Linda, don't feel bad, learning dough takes some time and practice. I've baked bread on and off for at least 30 years and I'm still learning. I've made bread loaves that could have been used as building materials, You would not have eaten it as dense as a brick without the flavor. One nice thing is it is great for the compost pile if it doesn't work out toss it and you learn what not to do next time. I've got yeast bread types down fairly well and still fight with biscuits and short breads. It takes time and practice to make a good set of biscuits. But once you get a feel of the dough and keep trying you'll get it.
Mine is tortillas, and biscuit to some extent. Their edible, actully not bad in all, but they could be better. So time to practice some more.

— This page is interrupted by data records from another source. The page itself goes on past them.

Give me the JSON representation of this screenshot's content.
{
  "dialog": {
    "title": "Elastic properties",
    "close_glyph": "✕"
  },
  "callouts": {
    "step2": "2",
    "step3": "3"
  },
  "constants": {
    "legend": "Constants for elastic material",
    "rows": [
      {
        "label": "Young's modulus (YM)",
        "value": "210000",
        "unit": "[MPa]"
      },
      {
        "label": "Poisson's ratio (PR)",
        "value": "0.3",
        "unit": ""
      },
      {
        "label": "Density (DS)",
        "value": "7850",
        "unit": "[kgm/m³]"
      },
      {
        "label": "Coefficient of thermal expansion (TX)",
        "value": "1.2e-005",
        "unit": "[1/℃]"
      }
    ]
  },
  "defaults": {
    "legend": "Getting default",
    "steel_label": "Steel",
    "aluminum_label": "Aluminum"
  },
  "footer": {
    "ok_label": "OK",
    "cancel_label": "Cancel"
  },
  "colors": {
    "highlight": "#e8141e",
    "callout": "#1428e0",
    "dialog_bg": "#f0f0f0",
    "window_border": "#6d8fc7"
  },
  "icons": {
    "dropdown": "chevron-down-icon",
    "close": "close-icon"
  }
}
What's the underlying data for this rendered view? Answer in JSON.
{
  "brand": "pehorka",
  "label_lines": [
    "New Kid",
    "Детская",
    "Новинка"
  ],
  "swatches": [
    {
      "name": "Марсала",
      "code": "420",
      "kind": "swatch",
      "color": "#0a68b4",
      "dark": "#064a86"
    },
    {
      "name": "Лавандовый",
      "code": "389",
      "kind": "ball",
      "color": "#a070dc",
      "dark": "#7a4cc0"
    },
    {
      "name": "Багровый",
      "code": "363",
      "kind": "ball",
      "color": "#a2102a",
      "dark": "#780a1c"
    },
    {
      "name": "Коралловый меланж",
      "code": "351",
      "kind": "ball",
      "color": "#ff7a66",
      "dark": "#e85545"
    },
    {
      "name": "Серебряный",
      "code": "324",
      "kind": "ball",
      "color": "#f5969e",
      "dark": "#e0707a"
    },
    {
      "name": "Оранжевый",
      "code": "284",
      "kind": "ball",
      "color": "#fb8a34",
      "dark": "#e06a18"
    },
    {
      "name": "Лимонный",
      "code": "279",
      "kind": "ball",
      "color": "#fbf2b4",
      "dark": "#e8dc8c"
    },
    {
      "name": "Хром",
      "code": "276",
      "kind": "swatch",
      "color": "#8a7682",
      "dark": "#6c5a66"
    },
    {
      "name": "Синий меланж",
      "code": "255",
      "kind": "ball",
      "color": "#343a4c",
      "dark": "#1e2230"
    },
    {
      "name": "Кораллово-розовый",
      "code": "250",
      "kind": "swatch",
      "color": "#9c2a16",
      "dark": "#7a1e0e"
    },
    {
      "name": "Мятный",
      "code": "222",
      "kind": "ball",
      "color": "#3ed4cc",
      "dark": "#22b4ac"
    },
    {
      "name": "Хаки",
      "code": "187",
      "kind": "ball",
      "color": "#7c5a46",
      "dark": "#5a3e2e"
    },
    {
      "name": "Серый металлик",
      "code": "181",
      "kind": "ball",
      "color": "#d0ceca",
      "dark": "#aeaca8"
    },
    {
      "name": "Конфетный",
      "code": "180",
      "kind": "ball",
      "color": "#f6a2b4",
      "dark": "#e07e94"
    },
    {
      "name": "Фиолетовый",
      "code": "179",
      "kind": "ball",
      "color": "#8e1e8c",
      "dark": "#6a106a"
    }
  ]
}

I'm looking into fermenting and always on preserving. If you don't like it you may go to another site. funny I did not think Monsanto had such a big shop! Well I suppose if you are well paid you will say anything.
Well lets say I have heirlooms and I don't need monsanto. I've got seeds. Funny I can give them away at any time in the next few years. So can many gardeners Will you arrest us all? will it be a felony to raise food in the back yard. Will Michelle obama be the 1st to go? She told us we needed to raise gardens.


AWESOME!! I have been trying to find more info on home fermented foods. BUT living in the NW of the country it is very moist here and mold grows fast! I would love to ferment on my own, not beer :) BUT I am afraid the food will mold instead of ferment, and I want to do it the Old way by not using vinegar from the store, even if it is Bragg's.

Thanks for a great post. I will be linking to it off my blog :)

Kellene...I just discovered this info on fermentation this past weekend when I was researching to teach a class on whole grains. I literally stumbled upon a great site about the value of soaking grains and then it led me to Weston Price. I was so shocked to this as your latest post. Amazing how we are led to things!

Kellene ... Thank you for this article as well as all the other wonderful information you share with us. After reading this article I quickly acquired Dr. Weston's book and the book on Fermentation and food Safety. As I was reading Dr. Weston's book I kept noticing the beautiful round faces of all the healthy people all over the world. And it reminded me of what people would say, when I was a child, about how skinny children needed to put some meat on their bones. I think then people recognized skinny as unhealthy and not something aspire to, as it is today. Of course these children were not anorexic at that time period. I'm a little bit older than most of the folks on here. My Grandfather was born in 1873 and my oldest Son will soon be 50, so maybe I'm just old fashioned about some things.
Thank you again for helping us to have a better world to live in and the life to enjoy it.

I found a recipe for dry salami. It's based on fermentation I have a couple of other fermenting recipes to try out. I'm trying some homade hams and bacon, a bit of canned chicken and hamburger and I'm set. Yummy it's going to be a great fall.


Please note that the name you use in the "Name" field above will be the name displayed on your comment.